The Islamic State's most famous executioner, "Jihadi John," notorious for being featured in videos last year that purportedly showed him beheading Western journalists, aid workers and other innocent victims, is now allegedly on the run from the terror group amid fears that other ISIS militants are out to kill him.
Mohammed Emwazi, a 26-year-old Kuwaiti-born former London resident who is more commonly known by his alias of Jihadi John, became infamous late last summer when a series of widely publicized videos allegedly showed him executing Americans Steven Sotloff, James Foley and Peter Kassig, as well as British aid workers David Haines and Alan Henning.
The videos, in which Emwazi also recited ISIS' propaganda messages before killing his victims, were arguably the first real glimpses into just how barbaric the Islamic State really is when it comes to implementing its brand of jihad. more >>
The Islamic State terror group has released a new propaganda video showing a baby-faced child soldier, dressed in black, shooting a suspected Iraqi spy in the head from point blank range, according to an anti-ISIS citizen journalism website.
The video shows the "accused," dressed in orange, making a confession that he spied on the terror group in the Iraqi town of Al-Qa'im, Daily Mail reported, citing a report by the citizen journalism website, Raqqa Is Being Slaughtered Silently.
The man seems to be under duress as he says he regrets being involved in the covert operation and urges the United States-led coalition to stop airstrikes in ISIS territory. more >>
Photos have been posted online purporting to show the Islamic State's new attack strategy — using innocent chickens and hens as suicide bombers to kill their enemies.
The Daily Mail reports that both pro-IS and anti-IS tweeters have shared pictures of what appears to be chickens with improvised explosive devices strapped onto them.
According to the British news agency, claims have been made that IS is equipping chickens with explosives in the Iraqi city of Fallujah. The chickens are then encouraged by the militants to venture into the opposition's territory, where IS militants remotely detonate the explosives and kill opposition fighters that are within the striking distance of the birds. more >>
Over a 23-year period in the early 600s AD, a man went alone to a cave in present-day Saudi Arabia and claimed that an angel revealed to him sayings from God that he was instructed to memorize. No witnesses heard or saw the angel tell him these sayings over this 23-year period.
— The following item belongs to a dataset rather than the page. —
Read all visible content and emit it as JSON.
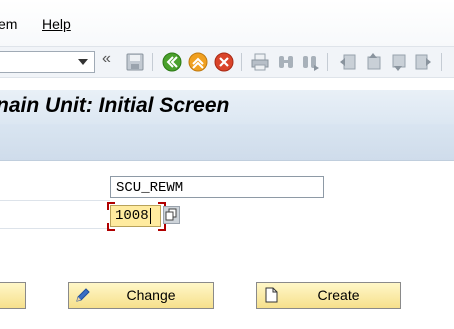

The illiterate man in the cave was called Muhammad. He told others who later wrote down the sayings he recited onto scraps of parchment or camel bones. These writings were later transcribed into what became the Qur'an ("It is We (Allah) Who have sent down the Qur'an to thee (Muhammad) by stages." (76:23).) Those who submit to the Qur'an's instructions are Islamists.
Christian and Jewish concepts are referred to throughout the Qur'an: more >>
Christian churches in Niger are facing a lack of resources and difficult conditions in rebuilding six months after the wave of angry Islamist attacks destroyed at least 70 houses of worship in revenge for Charlie Hebdo's drawings of the Muslim prophet Muhammad.
"Since these incidents, it is as if life had stopped," said Rev. Jacques Kangindé, leader of the Baptist "Roundabout" church in Niamey. "The church has become a source of curiosity for passers-by and a hide-out for idlers. Unfortunately our current church finances don't allow us to begin the reconstruction."
A new anti-hate speech law that aims to combat terrorism and protect over 200 nationalities as well as Christians, was issued in the United Arab Emirates this week in a bid to send a message to radical groups such as Islamic State that the Arab country stands for peace.
The muslim majority Gulf State is one of the only countries left in the Arab world that is tolerant of other faiths and allows Christians to worship freely without fear of persecution or threats of violence. Pastor Glann Fernandez of Bethel church in Dubai believes the law is good as it protects everyone. "This new law will act as a deterrant toward any religious intolerance."
The country's rulers are keen to promote an environment of tolerance and acceptance following recent IS terrorist attacks on Shiite mosques close by in Kuwait. The government introduced the law to "thwart any attempt to sow seeds of division in the UAE's cohesive and diverse society," says Attorney-General of Abu Dhabi, Ali Mohammed Al Balushi. more >>